The mapman cometh
Barry Oliver meets an entrepreneur who’s produced the world’s most impressive atlas
BIG ideas can take a long time to realise but 20 years seems a bit steep. That’s how long it has taken Gordon Cheers to produce his atlas to end all atlases. But the 35kg monster of his dreams is finally hitting the bookstores. One hopes not literally.
EARTH (at that size it merits the capital letters Cheers demands) has silver-gilded pages and is packaged in hand-bound leather intended to keep out air and prevent pages deteriorating with time. The price tag is suitably large as well: $5000 a copy.
It’s so massive it carries a sticker warning it needs two people to lift it.
Cheers, from Elanora Heights on Sydney’s northern beaches, came up with the idea while working on Penguin’s Explore Australia , but his publishers didn’t want to know. Random House, where he next worked, also took a bleak view. A book of such size and scope would be too expensive to produce.
Cheers, whose previous titles include Microwave Hints , KillerPlants and NaturalDisastersandHowWe Cope , moved on to another outfit, Global Book Publishing, where he says he ‘‘ was allowed to do almost any book I wanted except for this one’’.
Finally he set up his own company, Millennium House, and his grand scheme got under way about 18 months ago with a team of 60 cartographers, 55 writers and 40 editors, with Cheers’s home mortgaged to back the project. But boundaries being such a contentious issue, it was inevitable some feathers would be ruffled. Production was moved to Hong Kong after Chinese printers objected to the treatment of Tibet and Taiwan.

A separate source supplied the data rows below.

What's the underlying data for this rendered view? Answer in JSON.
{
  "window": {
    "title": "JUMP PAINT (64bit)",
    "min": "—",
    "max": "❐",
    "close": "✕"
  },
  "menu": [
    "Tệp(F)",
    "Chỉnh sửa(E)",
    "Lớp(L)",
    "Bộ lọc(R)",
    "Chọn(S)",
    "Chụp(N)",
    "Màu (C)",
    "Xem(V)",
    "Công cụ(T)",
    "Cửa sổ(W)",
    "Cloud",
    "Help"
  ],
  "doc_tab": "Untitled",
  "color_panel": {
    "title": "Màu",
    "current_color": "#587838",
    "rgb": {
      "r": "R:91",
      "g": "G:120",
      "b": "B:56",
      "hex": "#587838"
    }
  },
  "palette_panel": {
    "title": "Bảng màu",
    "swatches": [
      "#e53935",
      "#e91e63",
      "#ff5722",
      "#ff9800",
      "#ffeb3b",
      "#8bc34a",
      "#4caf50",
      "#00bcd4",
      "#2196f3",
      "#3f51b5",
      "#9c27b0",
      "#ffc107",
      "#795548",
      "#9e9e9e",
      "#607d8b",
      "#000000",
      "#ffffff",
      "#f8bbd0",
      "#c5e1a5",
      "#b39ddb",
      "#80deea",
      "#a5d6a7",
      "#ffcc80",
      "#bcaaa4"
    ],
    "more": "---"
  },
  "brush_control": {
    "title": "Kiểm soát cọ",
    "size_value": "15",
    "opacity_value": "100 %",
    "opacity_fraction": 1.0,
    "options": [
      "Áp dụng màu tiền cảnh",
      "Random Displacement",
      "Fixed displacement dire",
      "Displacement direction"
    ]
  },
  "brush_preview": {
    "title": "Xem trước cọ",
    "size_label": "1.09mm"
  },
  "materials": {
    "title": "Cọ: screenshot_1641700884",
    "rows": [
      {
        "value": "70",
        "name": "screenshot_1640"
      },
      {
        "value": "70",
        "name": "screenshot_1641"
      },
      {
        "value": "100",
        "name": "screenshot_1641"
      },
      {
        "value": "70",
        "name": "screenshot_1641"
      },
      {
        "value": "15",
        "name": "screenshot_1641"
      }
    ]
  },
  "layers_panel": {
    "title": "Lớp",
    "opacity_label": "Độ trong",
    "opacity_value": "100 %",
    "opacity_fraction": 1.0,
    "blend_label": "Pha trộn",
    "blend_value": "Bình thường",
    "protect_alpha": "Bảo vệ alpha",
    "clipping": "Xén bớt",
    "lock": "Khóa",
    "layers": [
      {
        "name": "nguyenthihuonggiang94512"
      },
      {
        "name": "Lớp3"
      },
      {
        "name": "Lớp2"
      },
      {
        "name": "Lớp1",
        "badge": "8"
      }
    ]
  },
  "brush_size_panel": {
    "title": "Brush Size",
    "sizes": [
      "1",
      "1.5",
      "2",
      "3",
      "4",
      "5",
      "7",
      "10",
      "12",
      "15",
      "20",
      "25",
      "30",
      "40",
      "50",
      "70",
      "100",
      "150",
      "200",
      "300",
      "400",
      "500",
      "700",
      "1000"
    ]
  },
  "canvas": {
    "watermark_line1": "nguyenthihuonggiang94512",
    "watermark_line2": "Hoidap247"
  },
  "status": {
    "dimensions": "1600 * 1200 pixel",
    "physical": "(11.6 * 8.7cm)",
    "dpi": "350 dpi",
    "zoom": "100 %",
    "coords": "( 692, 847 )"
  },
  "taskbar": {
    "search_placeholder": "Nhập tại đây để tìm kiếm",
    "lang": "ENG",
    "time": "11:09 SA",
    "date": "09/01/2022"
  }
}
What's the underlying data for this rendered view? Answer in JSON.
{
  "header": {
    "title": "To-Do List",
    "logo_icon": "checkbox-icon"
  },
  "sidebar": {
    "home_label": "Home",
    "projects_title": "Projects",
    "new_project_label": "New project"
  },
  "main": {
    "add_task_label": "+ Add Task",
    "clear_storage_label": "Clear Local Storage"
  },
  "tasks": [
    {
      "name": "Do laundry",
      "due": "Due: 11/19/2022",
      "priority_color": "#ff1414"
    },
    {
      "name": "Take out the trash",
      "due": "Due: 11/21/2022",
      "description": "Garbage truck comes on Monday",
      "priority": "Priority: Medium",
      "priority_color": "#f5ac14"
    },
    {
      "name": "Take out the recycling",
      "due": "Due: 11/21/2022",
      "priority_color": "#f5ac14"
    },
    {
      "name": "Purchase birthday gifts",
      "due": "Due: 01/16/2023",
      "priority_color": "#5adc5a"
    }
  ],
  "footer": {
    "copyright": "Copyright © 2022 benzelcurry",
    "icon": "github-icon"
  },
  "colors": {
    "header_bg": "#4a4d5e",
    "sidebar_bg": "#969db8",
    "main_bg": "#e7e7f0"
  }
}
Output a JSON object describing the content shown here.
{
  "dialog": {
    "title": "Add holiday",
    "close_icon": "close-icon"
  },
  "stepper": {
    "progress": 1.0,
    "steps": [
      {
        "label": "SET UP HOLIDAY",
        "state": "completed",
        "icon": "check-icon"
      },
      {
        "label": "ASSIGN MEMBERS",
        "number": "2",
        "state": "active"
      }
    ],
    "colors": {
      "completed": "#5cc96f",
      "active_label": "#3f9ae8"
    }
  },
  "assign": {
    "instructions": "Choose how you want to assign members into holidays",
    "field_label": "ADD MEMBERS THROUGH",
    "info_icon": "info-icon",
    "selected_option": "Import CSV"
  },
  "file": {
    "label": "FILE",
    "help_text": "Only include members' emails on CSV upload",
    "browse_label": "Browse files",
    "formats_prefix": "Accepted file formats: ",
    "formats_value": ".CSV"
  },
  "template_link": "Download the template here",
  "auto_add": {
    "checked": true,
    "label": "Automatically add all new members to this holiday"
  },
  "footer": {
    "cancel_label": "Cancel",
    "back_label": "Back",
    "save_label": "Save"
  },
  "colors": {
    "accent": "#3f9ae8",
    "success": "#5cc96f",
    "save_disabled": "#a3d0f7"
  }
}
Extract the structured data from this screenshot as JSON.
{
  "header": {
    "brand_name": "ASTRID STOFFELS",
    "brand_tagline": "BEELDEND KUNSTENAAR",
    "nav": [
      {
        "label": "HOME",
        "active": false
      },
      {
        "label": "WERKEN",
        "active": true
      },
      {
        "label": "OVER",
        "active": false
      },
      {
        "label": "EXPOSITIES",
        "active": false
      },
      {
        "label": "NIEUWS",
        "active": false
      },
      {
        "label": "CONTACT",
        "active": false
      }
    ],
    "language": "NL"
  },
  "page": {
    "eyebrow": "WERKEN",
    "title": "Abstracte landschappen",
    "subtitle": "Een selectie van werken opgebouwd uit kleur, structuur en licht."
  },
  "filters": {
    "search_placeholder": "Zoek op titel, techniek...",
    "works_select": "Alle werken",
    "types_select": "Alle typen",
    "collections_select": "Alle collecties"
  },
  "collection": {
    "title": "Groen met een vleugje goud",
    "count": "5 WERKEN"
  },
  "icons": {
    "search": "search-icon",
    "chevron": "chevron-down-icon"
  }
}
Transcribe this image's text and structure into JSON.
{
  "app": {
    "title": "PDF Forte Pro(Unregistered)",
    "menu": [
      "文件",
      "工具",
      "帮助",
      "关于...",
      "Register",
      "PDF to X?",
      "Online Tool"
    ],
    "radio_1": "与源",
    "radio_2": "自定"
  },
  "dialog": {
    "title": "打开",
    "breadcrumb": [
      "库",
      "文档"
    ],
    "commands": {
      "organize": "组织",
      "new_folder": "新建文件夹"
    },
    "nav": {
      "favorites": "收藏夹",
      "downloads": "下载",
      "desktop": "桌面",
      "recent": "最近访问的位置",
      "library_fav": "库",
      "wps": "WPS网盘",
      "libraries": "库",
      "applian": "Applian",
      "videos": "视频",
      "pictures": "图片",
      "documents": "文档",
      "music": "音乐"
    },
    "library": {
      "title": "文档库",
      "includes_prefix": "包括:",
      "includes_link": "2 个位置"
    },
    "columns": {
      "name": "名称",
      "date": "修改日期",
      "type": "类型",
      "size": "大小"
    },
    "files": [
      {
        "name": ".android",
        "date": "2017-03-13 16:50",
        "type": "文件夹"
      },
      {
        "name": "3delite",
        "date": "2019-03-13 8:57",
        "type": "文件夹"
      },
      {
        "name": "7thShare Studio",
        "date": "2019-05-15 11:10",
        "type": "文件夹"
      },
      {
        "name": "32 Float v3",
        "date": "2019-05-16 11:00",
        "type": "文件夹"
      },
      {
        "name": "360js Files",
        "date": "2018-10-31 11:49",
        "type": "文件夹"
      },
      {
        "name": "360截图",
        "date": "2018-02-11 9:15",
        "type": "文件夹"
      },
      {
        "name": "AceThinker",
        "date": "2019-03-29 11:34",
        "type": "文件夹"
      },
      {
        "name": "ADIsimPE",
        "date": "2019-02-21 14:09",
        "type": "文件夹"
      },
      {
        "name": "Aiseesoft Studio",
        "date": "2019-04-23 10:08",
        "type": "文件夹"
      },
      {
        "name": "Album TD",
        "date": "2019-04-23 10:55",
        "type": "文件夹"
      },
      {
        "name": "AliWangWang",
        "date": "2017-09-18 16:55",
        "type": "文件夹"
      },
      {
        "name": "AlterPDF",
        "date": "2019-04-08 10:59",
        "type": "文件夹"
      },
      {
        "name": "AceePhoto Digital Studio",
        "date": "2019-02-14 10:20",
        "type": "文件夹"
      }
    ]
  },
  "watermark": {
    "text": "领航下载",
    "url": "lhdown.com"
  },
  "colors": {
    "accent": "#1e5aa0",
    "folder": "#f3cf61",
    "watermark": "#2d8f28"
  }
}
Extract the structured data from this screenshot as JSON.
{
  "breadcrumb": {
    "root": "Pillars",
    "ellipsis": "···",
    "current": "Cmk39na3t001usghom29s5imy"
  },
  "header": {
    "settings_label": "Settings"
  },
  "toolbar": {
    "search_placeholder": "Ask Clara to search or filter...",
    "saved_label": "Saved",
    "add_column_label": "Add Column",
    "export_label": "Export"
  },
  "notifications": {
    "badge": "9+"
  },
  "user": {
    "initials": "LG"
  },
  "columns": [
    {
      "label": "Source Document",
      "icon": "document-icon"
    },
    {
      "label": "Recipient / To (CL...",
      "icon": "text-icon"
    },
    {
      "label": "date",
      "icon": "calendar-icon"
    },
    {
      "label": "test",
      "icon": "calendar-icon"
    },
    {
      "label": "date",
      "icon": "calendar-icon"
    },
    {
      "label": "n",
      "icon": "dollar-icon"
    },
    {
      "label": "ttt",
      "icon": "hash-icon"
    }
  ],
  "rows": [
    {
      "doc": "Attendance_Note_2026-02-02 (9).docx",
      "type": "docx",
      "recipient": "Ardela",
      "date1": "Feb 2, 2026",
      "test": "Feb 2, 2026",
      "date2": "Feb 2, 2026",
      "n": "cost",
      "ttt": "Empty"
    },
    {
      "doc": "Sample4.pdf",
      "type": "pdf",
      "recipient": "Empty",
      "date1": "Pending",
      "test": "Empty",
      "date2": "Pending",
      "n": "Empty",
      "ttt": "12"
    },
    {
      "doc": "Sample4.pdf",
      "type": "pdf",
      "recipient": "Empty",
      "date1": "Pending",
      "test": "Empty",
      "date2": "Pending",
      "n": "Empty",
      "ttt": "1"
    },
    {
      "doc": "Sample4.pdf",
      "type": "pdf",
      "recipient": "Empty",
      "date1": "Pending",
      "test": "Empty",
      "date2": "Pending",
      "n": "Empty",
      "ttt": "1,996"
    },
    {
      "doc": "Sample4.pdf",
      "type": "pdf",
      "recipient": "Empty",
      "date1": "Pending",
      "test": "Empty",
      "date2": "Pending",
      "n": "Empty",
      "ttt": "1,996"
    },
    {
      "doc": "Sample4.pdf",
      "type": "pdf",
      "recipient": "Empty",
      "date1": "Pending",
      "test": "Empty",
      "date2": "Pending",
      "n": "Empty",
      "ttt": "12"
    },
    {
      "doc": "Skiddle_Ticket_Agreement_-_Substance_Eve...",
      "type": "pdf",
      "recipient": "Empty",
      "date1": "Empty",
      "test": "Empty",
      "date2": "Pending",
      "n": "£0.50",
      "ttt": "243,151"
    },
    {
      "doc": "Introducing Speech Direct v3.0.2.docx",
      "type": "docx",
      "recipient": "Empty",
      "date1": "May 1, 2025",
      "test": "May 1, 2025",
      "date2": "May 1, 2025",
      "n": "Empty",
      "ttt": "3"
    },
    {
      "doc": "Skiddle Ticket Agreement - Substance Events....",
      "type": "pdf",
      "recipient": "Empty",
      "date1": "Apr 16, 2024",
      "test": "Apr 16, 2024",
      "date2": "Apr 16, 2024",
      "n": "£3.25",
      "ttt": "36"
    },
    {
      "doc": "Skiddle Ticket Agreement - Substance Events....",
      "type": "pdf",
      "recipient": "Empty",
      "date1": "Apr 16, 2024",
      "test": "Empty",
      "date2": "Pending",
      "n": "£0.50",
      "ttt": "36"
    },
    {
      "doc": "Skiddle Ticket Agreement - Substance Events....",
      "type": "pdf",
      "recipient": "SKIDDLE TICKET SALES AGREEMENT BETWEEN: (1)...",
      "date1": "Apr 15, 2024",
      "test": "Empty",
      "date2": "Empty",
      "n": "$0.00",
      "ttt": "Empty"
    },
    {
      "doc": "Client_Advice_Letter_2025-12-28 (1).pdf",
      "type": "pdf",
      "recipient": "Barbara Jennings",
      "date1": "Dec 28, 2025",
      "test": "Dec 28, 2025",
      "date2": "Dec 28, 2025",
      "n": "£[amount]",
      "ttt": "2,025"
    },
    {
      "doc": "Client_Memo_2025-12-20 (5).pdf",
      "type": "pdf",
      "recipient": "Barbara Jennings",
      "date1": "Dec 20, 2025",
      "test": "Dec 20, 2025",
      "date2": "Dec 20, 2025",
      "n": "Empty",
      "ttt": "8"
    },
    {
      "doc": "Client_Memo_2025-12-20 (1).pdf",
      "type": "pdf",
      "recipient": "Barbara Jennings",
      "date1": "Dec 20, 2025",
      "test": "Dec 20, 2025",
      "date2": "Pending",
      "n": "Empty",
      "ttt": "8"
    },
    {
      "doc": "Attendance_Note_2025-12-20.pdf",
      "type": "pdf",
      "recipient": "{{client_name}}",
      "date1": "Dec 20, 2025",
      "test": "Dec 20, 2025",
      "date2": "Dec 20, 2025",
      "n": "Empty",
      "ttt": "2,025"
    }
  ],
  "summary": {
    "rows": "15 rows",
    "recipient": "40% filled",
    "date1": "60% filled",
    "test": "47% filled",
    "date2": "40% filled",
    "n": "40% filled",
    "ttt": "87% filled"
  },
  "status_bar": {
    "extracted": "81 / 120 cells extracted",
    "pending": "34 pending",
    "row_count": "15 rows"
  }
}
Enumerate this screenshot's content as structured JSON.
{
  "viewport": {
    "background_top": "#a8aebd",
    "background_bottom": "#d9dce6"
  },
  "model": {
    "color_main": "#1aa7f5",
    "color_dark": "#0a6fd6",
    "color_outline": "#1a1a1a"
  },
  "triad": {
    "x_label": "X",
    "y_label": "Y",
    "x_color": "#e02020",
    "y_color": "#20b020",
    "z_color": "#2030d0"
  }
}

Journey across the world: Stunning images from EARTH , which costs up to $5000 a copy
‘‘ I spent most of my time writing cheques,’’ Cheers says. ‘‘ I wanted a book that people could flick through and take a journey around the world.’’
Will he prove the big publishers wrong and make money? ‘‘ I’ll let you know in a few more months,’’ he tells me. But Cheers says profit is not the real reason for publishing a book such as EARTH. ‘‘ You do it because you really love the idea and the concept and the challenge of putting it all together. All publishers are trying to produce a book that will be around for centuries.’’
To aid its longevity, EARTH is being published in a limited edition of 3000, a silver collection of 2000 (each costing $5000) and a gold collection at an undisclosed price. After printing, all plates will be destroyed. Cheers says the book will be around in 500 years only if it is cherished, and making it rare is one way of doing that. He believes it could be the last big atlas to be published. In future, maps will be accessed and regularly updated on the internet.
His effort, he says, is a snapshot of the world today and, like a family Bible, he hopes it will be passed down through generations. EARTH comes with an apt endorsement from botanist David Bellamy: ‘‘ Treat it with the care it deserves.’’
Mighty tome: Gordon Cheers with his new atlas, which weighs 35kg